Below are records; work out how many of their lines contain the word "including" and reply with the number only.

--- Material supplied ---

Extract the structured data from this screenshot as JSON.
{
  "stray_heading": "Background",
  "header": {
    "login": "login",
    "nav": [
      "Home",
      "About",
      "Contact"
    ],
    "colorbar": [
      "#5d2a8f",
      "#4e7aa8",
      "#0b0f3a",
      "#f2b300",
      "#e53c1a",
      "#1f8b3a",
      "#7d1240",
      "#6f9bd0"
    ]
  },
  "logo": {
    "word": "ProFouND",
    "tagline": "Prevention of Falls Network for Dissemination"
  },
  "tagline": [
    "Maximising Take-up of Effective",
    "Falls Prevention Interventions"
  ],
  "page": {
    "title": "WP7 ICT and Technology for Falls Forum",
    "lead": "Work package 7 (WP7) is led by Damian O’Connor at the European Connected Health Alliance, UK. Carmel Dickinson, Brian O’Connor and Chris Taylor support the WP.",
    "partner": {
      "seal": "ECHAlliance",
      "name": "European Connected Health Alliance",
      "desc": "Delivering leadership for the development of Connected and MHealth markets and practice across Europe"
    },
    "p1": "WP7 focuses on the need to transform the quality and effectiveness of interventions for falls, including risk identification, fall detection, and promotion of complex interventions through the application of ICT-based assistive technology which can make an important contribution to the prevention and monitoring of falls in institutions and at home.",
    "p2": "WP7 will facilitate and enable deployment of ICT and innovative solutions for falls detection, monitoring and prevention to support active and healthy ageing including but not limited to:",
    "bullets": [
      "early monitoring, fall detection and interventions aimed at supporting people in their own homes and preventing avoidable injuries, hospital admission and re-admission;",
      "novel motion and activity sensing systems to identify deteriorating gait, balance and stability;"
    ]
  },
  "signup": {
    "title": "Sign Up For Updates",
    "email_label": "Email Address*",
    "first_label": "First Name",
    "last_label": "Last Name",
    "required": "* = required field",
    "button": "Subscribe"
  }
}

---
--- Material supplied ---

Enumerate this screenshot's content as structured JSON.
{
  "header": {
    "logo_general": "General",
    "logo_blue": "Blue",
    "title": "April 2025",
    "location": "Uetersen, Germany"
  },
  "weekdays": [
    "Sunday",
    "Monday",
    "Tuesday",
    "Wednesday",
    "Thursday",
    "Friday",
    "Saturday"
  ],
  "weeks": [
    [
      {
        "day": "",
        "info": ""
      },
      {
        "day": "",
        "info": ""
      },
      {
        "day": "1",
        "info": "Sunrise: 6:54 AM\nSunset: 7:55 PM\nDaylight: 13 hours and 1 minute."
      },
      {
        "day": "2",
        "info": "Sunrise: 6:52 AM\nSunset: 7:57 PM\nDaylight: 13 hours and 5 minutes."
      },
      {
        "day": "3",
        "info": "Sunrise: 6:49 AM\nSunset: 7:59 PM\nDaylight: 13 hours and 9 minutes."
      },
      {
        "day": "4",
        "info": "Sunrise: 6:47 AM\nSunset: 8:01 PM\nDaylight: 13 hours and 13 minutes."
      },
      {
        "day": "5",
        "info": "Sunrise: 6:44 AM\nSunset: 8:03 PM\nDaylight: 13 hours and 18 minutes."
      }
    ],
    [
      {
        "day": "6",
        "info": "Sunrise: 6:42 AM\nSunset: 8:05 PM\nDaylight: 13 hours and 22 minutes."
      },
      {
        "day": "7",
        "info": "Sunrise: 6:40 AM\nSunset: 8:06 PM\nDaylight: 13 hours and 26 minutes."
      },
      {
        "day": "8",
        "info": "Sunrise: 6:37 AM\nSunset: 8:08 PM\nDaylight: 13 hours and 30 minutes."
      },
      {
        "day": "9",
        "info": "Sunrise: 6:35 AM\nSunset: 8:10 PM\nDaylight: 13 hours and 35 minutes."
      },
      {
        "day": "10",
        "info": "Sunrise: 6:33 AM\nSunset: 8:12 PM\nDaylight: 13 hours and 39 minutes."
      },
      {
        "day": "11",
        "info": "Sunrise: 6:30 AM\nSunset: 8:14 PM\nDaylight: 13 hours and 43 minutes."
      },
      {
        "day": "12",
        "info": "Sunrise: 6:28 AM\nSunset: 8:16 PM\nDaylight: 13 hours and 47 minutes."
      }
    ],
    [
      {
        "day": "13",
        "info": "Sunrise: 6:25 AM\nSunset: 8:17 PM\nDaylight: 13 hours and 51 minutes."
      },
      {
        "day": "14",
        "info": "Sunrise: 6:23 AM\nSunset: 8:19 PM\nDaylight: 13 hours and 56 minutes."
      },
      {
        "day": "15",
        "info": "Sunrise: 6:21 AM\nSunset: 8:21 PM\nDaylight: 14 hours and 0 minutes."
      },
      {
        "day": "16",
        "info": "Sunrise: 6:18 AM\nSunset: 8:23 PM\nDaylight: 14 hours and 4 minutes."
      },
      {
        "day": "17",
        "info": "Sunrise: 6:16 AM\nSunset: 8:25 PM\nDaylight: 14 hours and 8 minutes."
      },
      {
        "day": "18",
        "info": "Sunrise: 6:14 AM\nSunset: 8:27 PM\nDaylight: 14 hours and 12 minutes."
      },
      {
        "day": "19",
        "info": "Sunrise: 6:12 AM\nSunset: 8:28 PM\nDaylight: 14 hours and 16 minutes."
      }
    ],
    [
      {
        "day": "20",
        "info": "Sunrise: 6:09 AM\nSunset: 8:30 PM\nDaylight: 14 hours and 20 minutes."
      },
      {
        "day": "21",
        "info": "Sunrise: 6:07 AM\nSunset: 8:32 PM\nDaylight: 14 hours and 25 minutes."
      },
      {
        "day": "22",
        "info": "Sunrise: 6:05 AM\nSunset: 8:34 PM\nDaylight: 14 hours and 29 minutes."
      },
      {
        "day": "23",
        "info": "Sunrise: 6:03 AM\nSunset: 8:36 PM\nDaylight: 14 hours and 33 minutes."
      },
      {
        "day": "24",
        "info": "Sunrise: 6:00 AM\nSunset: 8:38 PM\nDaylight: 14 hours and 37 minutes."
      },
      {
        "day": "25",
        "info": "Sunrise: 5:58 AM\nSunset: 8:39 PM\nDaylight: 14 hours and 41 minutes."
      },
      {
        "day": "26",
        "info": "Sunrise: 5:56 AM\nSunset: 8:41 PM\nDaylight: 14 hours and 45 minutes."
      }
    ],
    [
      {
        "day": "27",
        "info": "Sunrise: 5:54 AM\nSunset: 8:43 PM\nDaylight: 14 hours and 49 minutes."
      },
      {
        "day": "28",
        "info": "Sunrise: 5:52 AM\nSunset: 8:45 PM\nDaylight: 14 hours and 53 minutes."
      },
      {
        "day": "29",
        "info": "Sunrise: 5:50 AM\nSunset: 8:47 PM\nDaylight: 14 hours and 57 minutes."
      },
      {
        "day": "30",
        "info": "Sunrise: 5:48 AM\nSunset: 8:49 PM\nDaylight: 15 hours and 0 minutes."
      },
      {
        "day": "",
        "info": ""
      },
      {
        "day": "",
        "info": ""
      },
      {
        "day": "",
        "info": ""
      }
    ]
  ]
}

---

Response area:
2